Published: 27 November 2012

Abstract

Background

In Australia, rheumatic heart disease (RHD) is almost exclusively restricted to Aboriginal Australian and Torres Strait Islander people with children being at highest risk. International criteria for echocardiographic diagnosis of RHD have been developed but the significance of minor heart valve abnormalities which do not reach these criteria remains unclear. The Rheumatic Fever Follow-Up Study (RhFFUS) aims to clarify this question in children and adolescents at high risk of RHD.

Methods/design

RhFFUS is a cohort study of Aboriginal and/or Torres Strait Islander children and adolescents aged 8–17 years residing in 32 remote Australian communities. Cases are people with non-specific heart valve abnormalities detected on prior screening echocardiography. Controls (two per case) are age, gender, community and ethnicity-matched to cases and had a prior normal screening echocardiogram.
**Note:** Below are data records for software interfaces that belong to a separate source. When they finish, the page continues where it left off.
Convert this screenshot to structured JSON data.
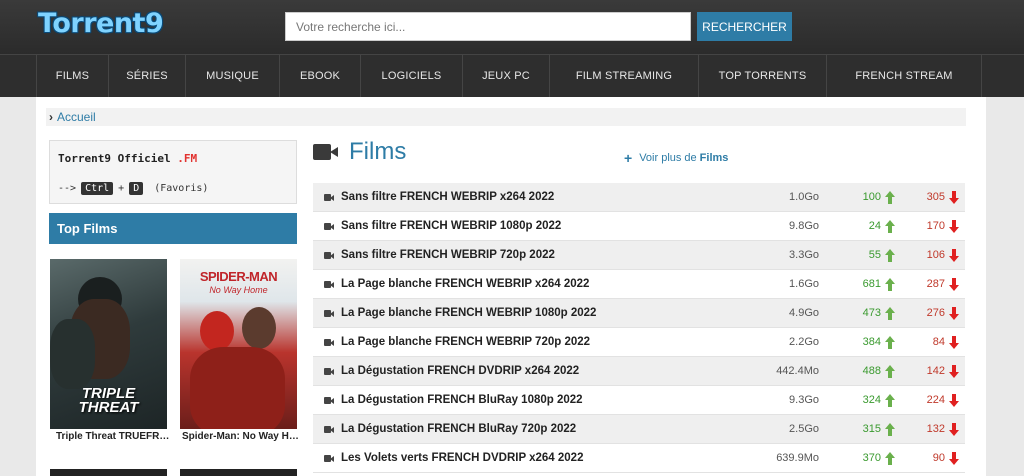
{
  "header": {
    "logo": "Torrent9",
    "search_placeholder": "Votre recherche ici...",
    "search_button": "RECHERCHER"
  },
  "nav": [
    {
      "label": "FILMS",
      "w": 72
    },
    {
      "label": "SÉRIES",
      "w": 77
    },
    {
      "label": "MUSIQUE",
      "w": 94
    },
    {
      "label": "EBOOK",
      "w": 81
    },
    {
      "label": "LOGICIELS",
      "w": 102
    },
    {
      "label": "JEUX PC",
      "w": 87
    },
    {
      "label": "FILM STREAMING",
      "w": 149
    },
    {
      "label": "TOP TORRENTS",
      "w": 128
    },
    {
      "label": "FRENCH STREAM",
      "w": 156
    }
  ],
  "breadcrumb": {
    "home": "Accueil"
  },
  "promo": {
    "title": "Torrent9 Officiel ",
    "title_suffix": ".FM",
    "keys_prefix": "-->",
    "key1": "Ctrl",
    "plus": "+",
    "key2": "D",
    "keys_suffix": "(Favoris)"
  },
  "sidebar": {
    "top_films_title": "Top Films",
    "films": [
      {
        "caption": "Triple Threat TRUEFRENCH",
        "poster_text": "TRIPLE THREAT"
      },
      {
        "caption": "Spider-Man: No Way Home",
        "poster_text": "SPIDER-MAN",
        "poster_sub": "No Way Home"
      }
    ]
  },
  "main": {
    "title": "Films",
    "voir_prefix": "Voir plus de",
    "voir_link": "Films"
  },
  "torrents": [
    {
      "name": "Sans filtre FRENCH WEBRIP x264 2022",
      "size": "1.0Go",
      "seeders": "100",
      "leechers": "305"
    },
    {
      "name": "Sans filtre FRENCH WEBRIP 1080p 2022",
      "size": "9.8Go",
      "seeders": "24",
      "leechers": "170"
    },
    {
      "name": "Sans filtre FRENCH WEBRIP 720p 2022",
      "size": "3.3Go",
      "seeders": "55",
      "leechers": "106"
    },
    {
      "name": "La Page blanche FRENCH WEBRIP x264 2022",
      "size": "1.6Go",
      "seeders": "681",
      "leechers": "287"
    },
    {
      "name": "La Page blanche FRENCH WEBRIP 1080p 2022",
      "size": "4.9Go",
      "seeders": "473",
      "leechers": "276"
    },
    {
      "name": "La Page blanche FRENCH WEBRIP 720p 2022",
      "size": "2.2Go",
      "seeders": "384",
      "leechers": "84"
    },
    {
      "name": "La Dégustation FRENCH DVDRIP x264 2022",
      "size": "442.4Mo",
      "seeders": "488",
      "leechers": "142"
    },
    {
      "name": "La Dégustation FRENCH BluRay 1080p 2022",
      "size": "9.3Go",
      "seeders": "324",
      "leechers": "224"
    },
    {
      "name": "La Dégustation FRENCH BluRay 720p 2022",
      "size": "2.5Go",
      "seeders": "315",
      "leechers": "132"
    },
    {
      "name": "Les Volets verts FRENCH DVDRIP x264 2022",
      "size": "639.9Mo",
      "seeders": "370",
      "leechers": "90"
    }
  ],
  "colors": {
    "accent": "#2e7ca6",
    "seed": "#3a9a2f",
    "leech": "#c0392b",
    "header_bg": "#2e2e2e"
  }
}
Participants will have echocardiography about 3 years after initial screening echocardiogram and enhanced surveillance for any history suggestive of acute rheumatic fever (ARF). It will then be determined if cases are at higher risk of (1) ARF or (2) developing progressive echocardiography-detected valve changes consistent with RHD.

The occurrence and timing of episodes of ARF will be assessed retrospectively for 5 years from the time of the RhFFUS echocardiogram. Episodes of ARF will be identified through regional surveillance and notification databases, carer/subject interviews, primary healthcare history reviews, and hospital separation diagnoses.

Progression of valvular abnormalities will be assessed prospectively using transthoracic echocardiography and standardized operating and reporting procedures. Progression of valve lesions will be determined by specialist cardiologist readers who will assess the initial screening and subsequent RhFFUS screening echocardiogram for each participant. The readers will be blinded to the initial assessment and temporal order of the two echocardiograms.

Discussion

RhFFUS will determine if subtle changes on echocardiography represent the earliest changes of RHD or mere variations of normal heart anatomy. In turn it will inform criteria to be used in determining whether secondary antibiotic prophylaxis should be utilized in individuals with no clear history of ARF and minor abnormalities on echocardiography. RhFFUS will also inform the ongoing debate regarding the potential role of screening echocardiography for the detection of RHD in this setting.

Keywords:
Rheumatic heart disease; Acute rheumatic fever; Screening; Aboriginal; Torres Strait Islander; Indigenous; Diagnosis; Prevention; Australia; Echocardiography